In a statement delivered to the UN’s top human rights body, the Human Rights Council, on 23rd September, the IFPA criticised the Government’s rejection of 16 of the 17 recommendations by fellow UN member states to Ireland to reform its restrictive abortion laws as part of the Universal Periodic Review.

Commenting on the Government’s response to the UN, IFPA Chief Executive Niall Behan said, “The Government has committed only to hold a Citizens’ Assembly. This is not sufficient to satisfy the State’s obligations under international human rights law. The Government’s rejection of recommendations for substantive reform of Ireland’s abortion laws is a considered disregard for its human rights obligations and a great disservice to women.”

Mr Behan continued, “Women in Ireland have the right to the highest possible standard of reproductive healthcare. International human rights law requires the State to fully protect the reproductive rights of women and girls in Ireland, including access to safe and legal abortion services.”

Notes:
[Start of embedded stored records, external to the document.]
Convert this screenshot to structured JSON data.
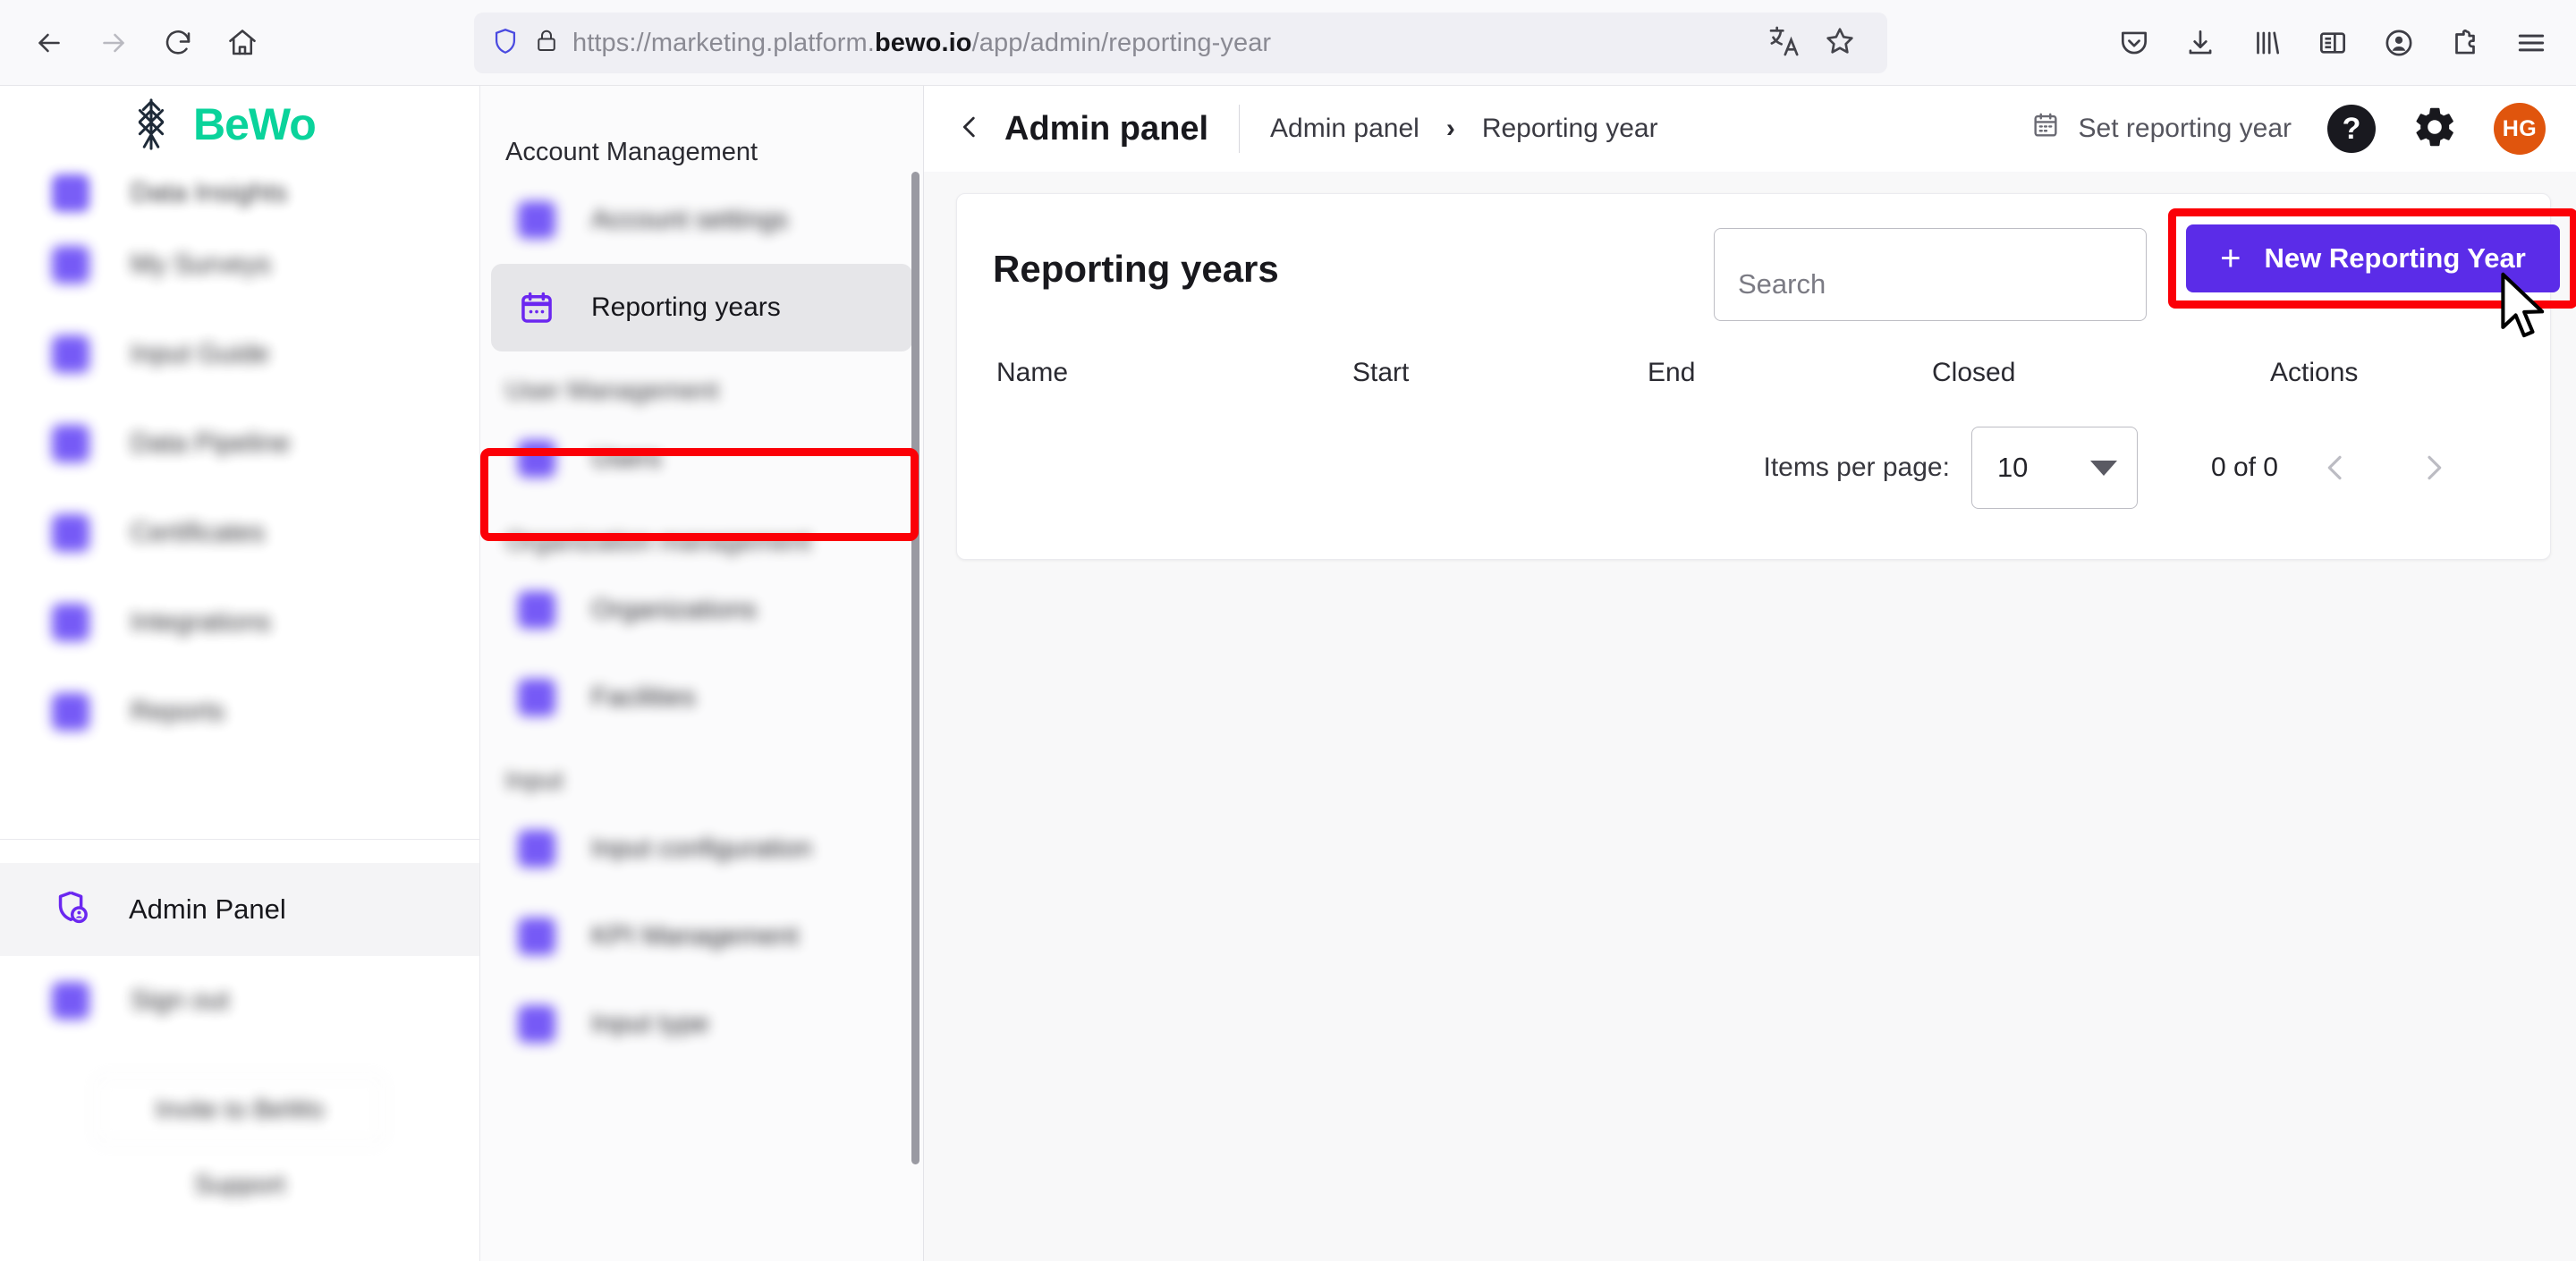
{
  "browser": {
    "url_prefix": "https://marketing.platform.",
    "url_domain": "bewo.io",
    "url_suffix": "/app/admin/reporting-year",
    "back_icon": "back-arrow-icon",
    "forward_icon": "forward-arrow-icon",
    "reload_icon": "reload-icon",
    "home_icon": "home-icon",
    "shield_icon": "shield-icon",
    "lock_icon": "lock-icon",
    "translate_icon": "translate-icon",
    "bookmark_icon": "star-icon",
    "toolbar_icons": [
      "pocket-icon",
      "download-icon",
      "library-icon",
      "sidebar-icon",
      "account-icon",
      "extensions-icon",
      "menu-icon"
    ]
  },
  "sidebar": {
    "logo_word": "BeWo",
    "items": [
      {
        "label": "Data Insights"
      },
      {
        "label": "My Surveys"
      },
      {
        "label": "Input Guide"
      },
      {
        "label": "Data Pipeline"
      },
      {
        "label": "Certificates"
      },
      {
        "label": "Integrations"
      },
      {
        "label": "Reports"
      }
    ],
    "admin_panel": "Admin Panel",
    "sign_out": "Sign out",
    "invite": "Invite to BeWo",
    "support": "Support"
  },
  "subnav": {
    "groups": [
      {
        "title": "Account Management",
        "items": [
          {
            "label": "Account settings",
            "active": false,
            "blurred": true
          },
          {
            "label": "Reporting years",
            "active": true,
            "blurred": false
          }
        ]
      },
      {
        "title": "User Management",
        "items": [
          {
            "label": "Users",
            "active": false,
            "blurred": true
          }
        ]
      },
      {
        "title": "Organization management",
        "items": [
          {
            "label": "Organizations",
            "active": false,
            "blurred": true
          },
          {
            "label": "Facilities",
            "active": false,
            "blurred": true
          }
        ]
      },
      {
        "title": "Input",
        "items": [
          {
            "label": "Input configuration",
            "active": false,
            "blurred": true
          },
          {
            "label": "KPI Management",
            "active": false,
            "blurred": true
          },
          {
            "label": "Input type",
            "active": false,
            "blurred": true
          }
        ]
      }
    ]
  },
  "header": {
    "back_icon": "chevron-left-icon",
    "title": "Admin panel",
    "breadcrumb": [
      "Admin panel",
      "Reporting year"
    ],
    "breadcrumb_separator": "›",
    "set_reporting_year": "Set reporting year",
    "calendar_icon": "calendar-icon",
    "help_label": "?",
    "gear_icon": "gear-icon",
    "avatar_initials": "HG"
  },
  "main": {
    "card_title": "Reporting years",
    "search_placeholder": "Search",
    "search_value": "",
    "new_button_label": "New Reporting Year",
    "new_button_plus": "+",
    "table_headers": [
      "Name",
      "Start",
      "End",
      "Closed",
      "Actions"
    ],
    "rows": [],
    "paginator": {
      "items_per_page_label": "Items per page:",
      "items_per_page_value": "10",
      "range_label": "0 of 0",
      "prev_icon": "chevron-left-icon",
      "next_icon": "chevron-right-icon"
    }
  },
  "colors": {
    "brand_green": "#0ad39b",
    "brand_dark": "#1e2a38",
    "accent_purple": "#5b2ce8",
    "nav_icon_purple": "#6b4df6",
    "annotation_red": "#fb0007",
    "avatar_orange": "#e0550d"
  }
}
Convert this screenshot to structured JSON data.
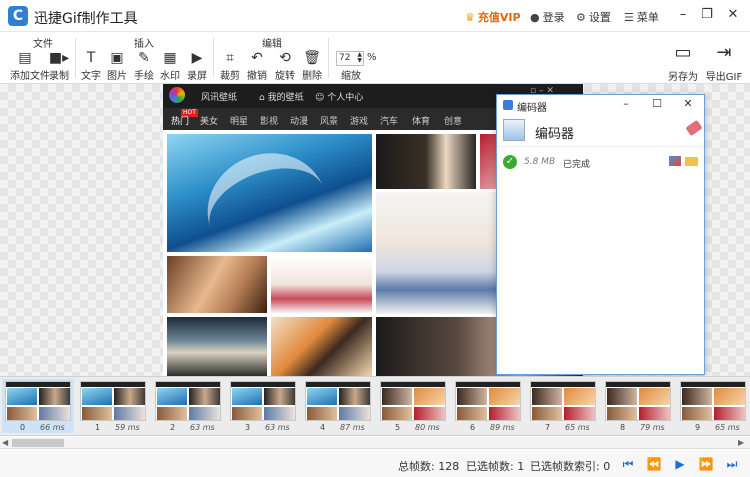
{
  "app": {
    "title": "迅捷Gif制作工具",
    "logo_letter": "C"
  },
  "titlebar": {
    "vip": "充值VIP",
    "login": "登录",
    "settings": "设置",
    "menu": "菜单"
  },
  "ribbon": {
    "groups": {
      "file": "文件",
      "insert": "插入",
      "edit": "编辑"
    },
    "tools": {
      "add_file": "添加文件",
      "record": "录制",
      "text": "文字",
      "image": "图片",
      "draw": "手绘",
      "watermark": "水印",
      "screen_rec": "录屏",
      "crop": "裁剪",
      "undo": "撤销",
      "rotate": "旋转",
      "delete": "删除",
      "zoom_value": "72",
      "zoom_unit": "%",
      "zoom_label": "缩放",
      "save_as": "另存为",
      "export_gif": "导出GIF"
    }
  },
  "site": {
    "links": [
      "风讯壁纸",
      "我的壁纸",
      "个人中心"
    ],
    "nav": [
      "热门",
      "美女",
      "明星",
      "影视",
      "动漫",
      "风景",
      "游戏",
      "汽车",
      "体育",
      "创意"
    ],
    "hot_badge": "HOT"
  },
  "encoder": {
    "title": "编码器",
    "heading": "编码器",
    "size": "5.8 MB",
    "status": "已完成"
  },
  "frames": [
    {
      "idx": "0",
      "ms": "66 ms"
    },
    {
      "idx": "1",
      "ms": "59 ms"
    },
    {
      "idx": "2",
      "ms": "63 ms"
    },
    {
      "idx": "3",
      "ms": "63 ms"
    },
    {
      "idx": "4",
      "ms": "87 ms"
    },
    {
      "idx": "5",
      "ms": "80 ms"
    },
    {
      "idx": "6",
      "ms": "89 ms"
    },
    {
      "idx": "7",
      "ms": "65 ms"
    },
    {
      "idx": "8",
      "ms": "79 ms"
    },
    {
      "idx": "9",
      "ms": "65 ms"
    }
  ],
  "status": {
    "total_frames": "总帧数: 128",
    "selected_frames": "已选帧数: 1",
    "selected_index": "已选帧数索引: 0"
  },
  "colors": {
    "accent": "#1e6ed8",
    "vip": "#e8630a",
    "ok": "#3aaa35"
  }
}
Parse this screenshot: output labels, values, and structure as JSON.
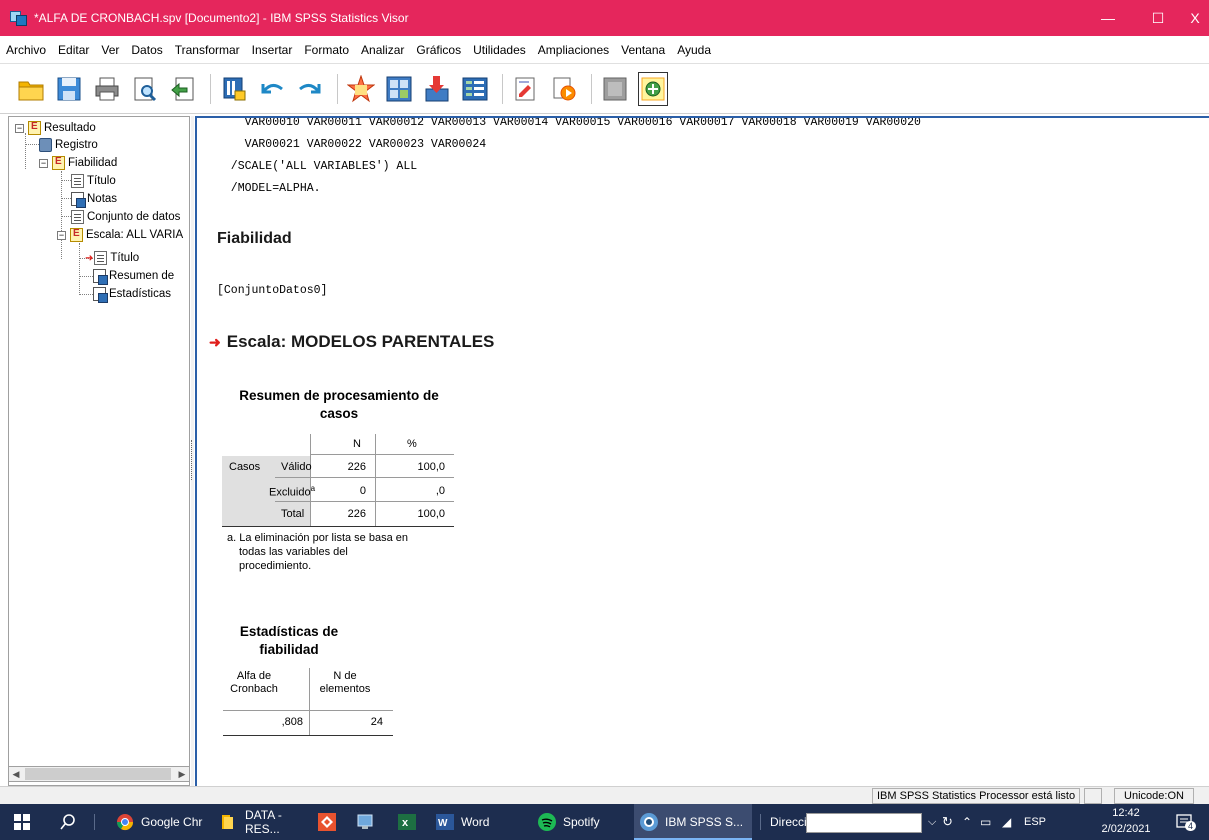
{
  "window": {
    "title": "*ALFA DE CRONBACH.spv [Documento2] - IBM SPSS Statistics Visor",
    "controls": {
      "minimize": "—",
      "maximize": "☐",
      "close": "X"
    }
  },
  "menu": [
    "Archivo",
    "Editar",
    "Ver",
    "Datos",
    "Transformar",
    "Insertar",
    "Formato",
    "Analizar",
    "Gráficos",
    "Utilidades",
    "Ampliaciones",
    "Ventana",
    "Ayuda"
  ],
  "toolbar_icons": [
    "open-icon",
    "save-icon",
    "print-icon",
    "print-preview-icon",
    "export-icon",
    "recall-dialog-icon",
    "undo-icon",
    "redo-icon",
    "goto-data-icon",
    "goto-case-icon",
    "insert-output-icon",
    "variables-icon",
    "designate-window-icon",
    "select-last-output-icon",
    "inactive-icon",
    "show-hide-icon"
  ],
  "outline": {
    "root": "Resultado",
    "log": "Registro",
    "procedure": "Fiabilidad",
    "titulo": "Título",
    "notas": "Notas",
    "dataset": "Conjunto de datos",
    "scale": "Escala: ALL VARIA",
    "scale_title": "Título",
    "summary": "Resumen de",
    "stats": "Estadísticas"
  },
  "content": {
    "syntax_lines": [
      "    VAR00010 VAR00011 VAR00012 VAR00013 VAR00014 VAR00015 VAR00016 VAR00017 VAR00018 VAR00019 VAR00020",
      "    VAR00021 VAR00022 VAR00023 VAR00024",
      "  /SCALE('ALL VARIABLES') ALL",
      "  /MODEL=ALPHA."
    ],
    "heading": "Fiabilidad",
    "dataset_label": "[ConjuntoDatos0]",
    "scale_heading": "Escala: MODELOS PARENTALES",
    "case_summary": {
      "title_line1": "Resumen de procesamiento de",
      "title_line2": "casos",
      "col_n": "N",
      "col_pct": "%",
      "row_group": "Casos",
      "rows": [
        {
          "label": "Válido",
          "n": "226",
          "pct": "100,0"
        },
        {
          "label": "Excluido",
          "sup": "a",
          "n": "0",
          "pct": ",0"
        },
        {
          "label": "Total",
          "n": "226",
          "pct": "100,0"
        }
      ],
      "footnote_line1": "a. La eliminación por lista se basa en",
      "footnote_line2": "todas las variables del",
      "footnote_line3": "procedimiento."
    },
    "reliability": {
      "title_line1": "Estadísticas de",
      "title_line2": "fiabilidad",
      "col1_line1": "Alfa de",
      "col1_line2": "Cronbach",
      "col2_line1": "N de",
      "col2_line2": "elementos",
      "alpha": ",808",
      "n_items": "24"
    }
  },
  "status": {
    "processor": "IBM SPSS Statistics Processor está listo",
    "unicode": "Unicode:ON"
  },
  "taskbar": {
    "apps": [
      "Google Chr",
      "DATA - RES...",
      "Word",
      "Spotify",
      "IBM SPSS S..."
    ],
    "address_label": "Dirección",
    "lang": "ESP",
    "time": "12:42",
    "date": "2/02/2021",
    "notif_count": "4"
  }
}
  • Founded in 1969, the Irish Family Planning Association (IFPA) is Ireland’s leading pregnancy counselling provider, providing over 3,000 counselling services each year. The IFPA provides free and confidential pregnancy and post-abortion counselling, delivered by accredited and trained counsellors, at 11 locations nationwide. The IFPA also provides a comprehensive range of medical and education and training services.
  • During Ireland’s second Universal Periodic Review (UPR) on 11th May 2016, 15 states–Czech Republic, Denmark, Germany, Iceland, India, Republic of Korea, Lithuania, Former Yugoslav Republic of Macedonia, the Netherlands, Norway, Slovakia, Slovenia, Sweden, Switzerland and Uruguay—made a total of 17 recommendations regarding reform of Ireland’s abortion laws.
  • The United States, France and Canada also issued recommendations asking Ireland to protect sexual and reproductive health and rights.
  • The Government has rejected 16 of the 17 recommendations on abortion. Only the recommendation by Switzerland to “conduct consultations involving all stakeholders, including civil society organisations, in order to examine whether Article 40.3.3 of the Constitution could be revised and the legal framework related to abortion broadened” was accepted.
  • The IFPA was one of 10 civil society organisations to make an oral statement at the UN Human Rights Council session on 23rd September 2016 at which the report on Ireland’s second UPR was formally adopted.